Own Occupation Rider
The Own Occupation rider amends the total disability definition by removing the restriction against working in any gainful occupation. If you cannot perform the duties of your own occupation, you can take a job in a different field and remain eligible for benefits.
Cost of Living Adjustment (COLA) Rider
As time passes, inflation gradually erodes the value of your Disability benefit. Most contracts allow you to compensate for this with the COLA rider. While on claim, this rider would ensure your benefit is increased by an amount equal to the Consumer Price Index or a flat percentage.
First Day Hospitalization Rider
With this rider, benefits will begin from the first day you are hospitalized due to your disabling condition regardless of how long your Waiting Period may be.
Return of Premium (ROP) Rider
For a substantial extra premium, the ROP rider will guarantee a refund of a percentage of your premiums after a pre-determined number of claim free years. A typical example would be for an additional 40% of the premium, the insurer will refund 50% of the premium (including the ROP amount) after being claim free for 8 continuous years. Some contracts will also allow you to receive a refund if you make a claim, but the total benefit paid out was 20% or less of premiums.
Residual Disability Rider
What if your disability doesn’t keep you from working, but does prevent you from putting in as many hours? Many people find that after a disability, it takes time to ease back into work. They can only work part-time at first.

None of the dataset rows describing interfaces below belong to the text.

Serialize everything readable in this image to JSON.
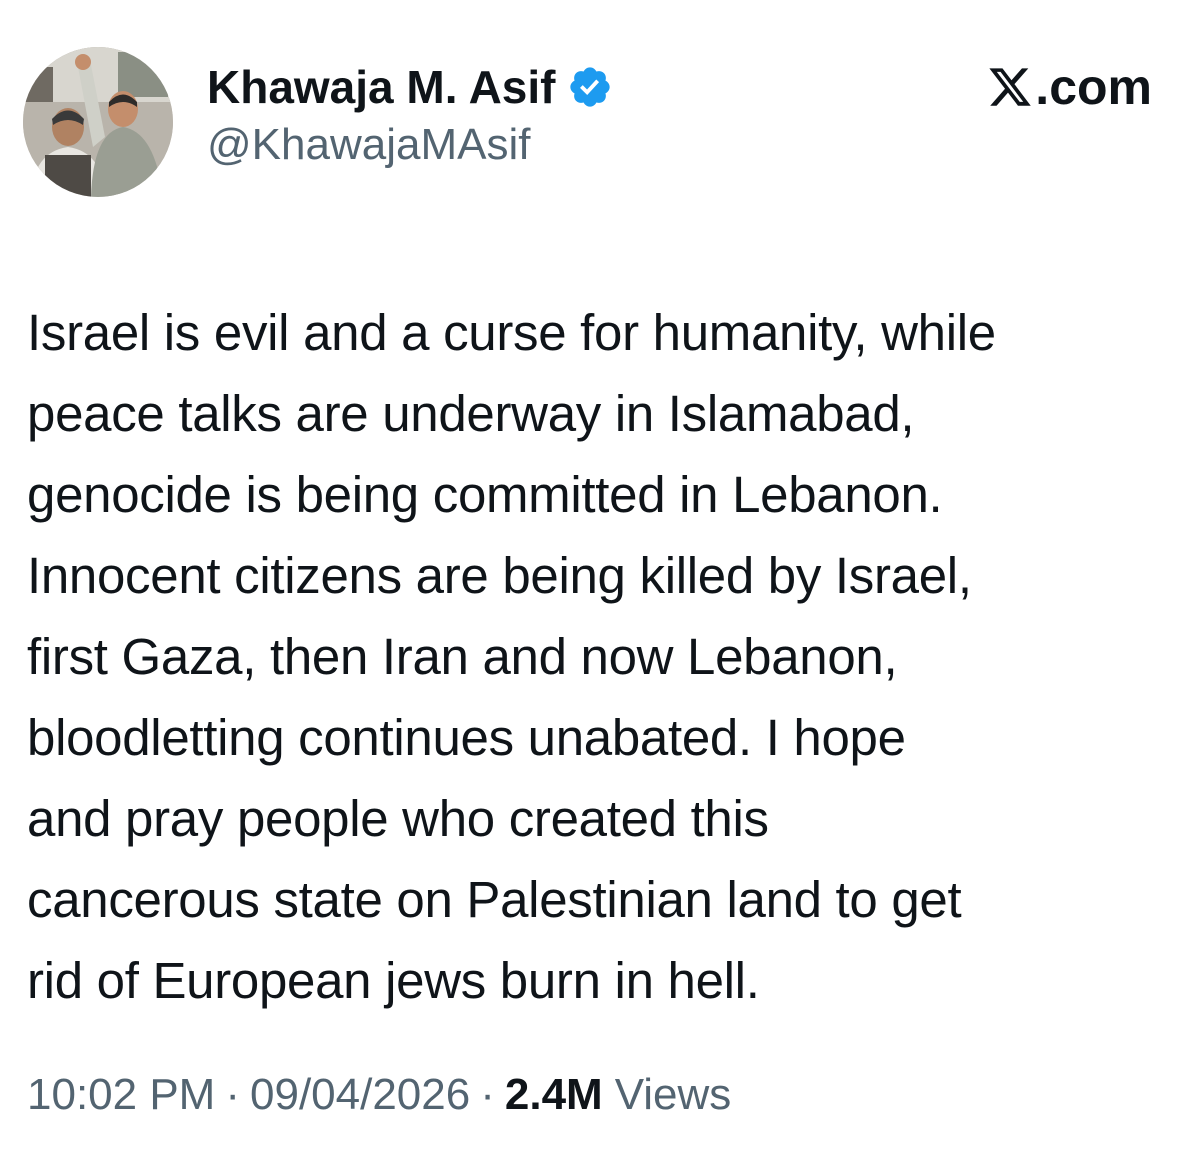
{
  "author": {
    "display_name": "Khawaja M. Asif",
    "handle": "@KhawajaMAsif",
    "verified_icon": "verified-badge-icon",
    "verified_color": "#1d9bf0",
    "avatar": "profile-photo"
  },
  "brand": {
    "label": ".com",
    "logo_icon": "x-logo-icon"
  },
  "tweet": {
    "text": "Israel is evil and a curse for humanity, while\npeace talks are underway in Islamabad,\ngenocide is being committed in Lebanon.\nInnocent citizens are being killed by Israel,\nfirst Gaza, then Iran and now Lebanon,\nbloodletting continues unabated. I hope\nand pray people who created this\ncancerous state on Palestinian land to get\nrid of European jews burn in hell."
  },
  "meta": {
    "time": "10:02 PM",
    "separator": "·",
    "date": "09/04/2026",
    "views_count": "2.4M",
    "views_label": "Views"
  },
  "colors": {
    "text_primary": "#0f1419",
    "text_secondary": "#536471",
    "background": "#ffffff"
  }
}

During this time, they experience a loss of income.
Residual benefits are designed to make up for a shortfall in income in such instances.

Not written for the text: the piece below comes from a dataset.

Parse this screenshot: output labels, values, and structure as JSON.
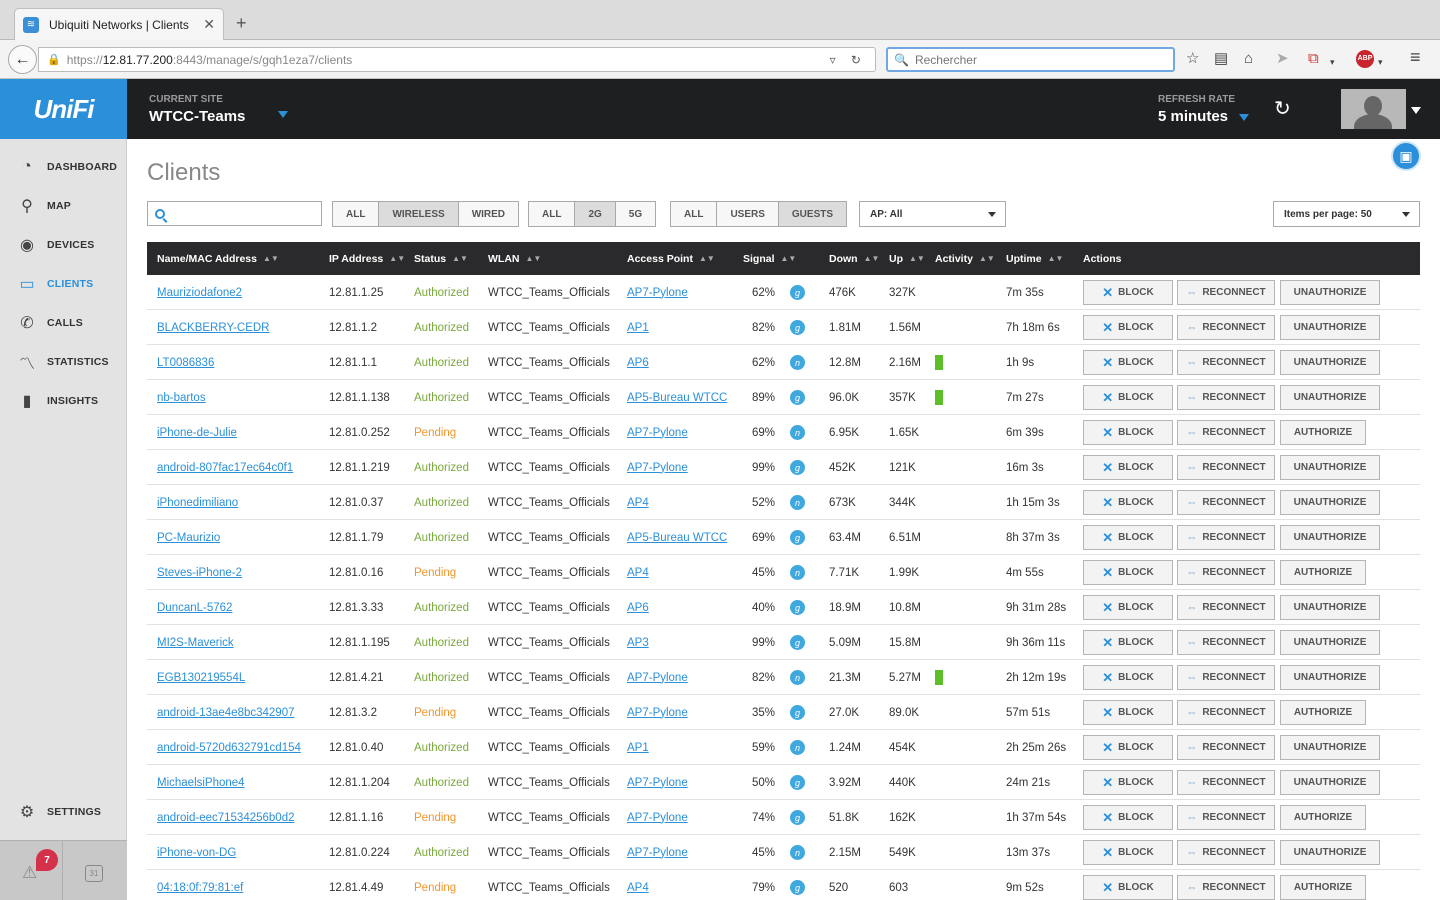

Many insurers now include a “loss of earnings” definition of disability in their basic policies that promises to make up the shortfall between what you earned before you were disabled and after, so as not to penalize policyholders for continuing to work. If your policy doesn’t have residual disability built in, or include a “loss of earnings” definition of disability, you may want to pay the extra premium to have residual disability added as a rider.
Guaranteed-Increase or Future Increase Option Rider
All first-time disability buyers have to pass medical muster. Though increases in your income may make you want additional coverage in the future, you probably won’t want to undergo a second physical — especially if you’ve acquired an ulcer or a bad back since you bought your policy. A guaranteed-increase option, sometimes called a “guarantee of insurability rider” or “future-increase option,” will help you avoid this hassle.
This rider allows you to purchase additional insurance without providing evidence of good health. You need only provide proof of your income, to ensure that your total insurance amount does not exceed the maximum benefit amount available for that income.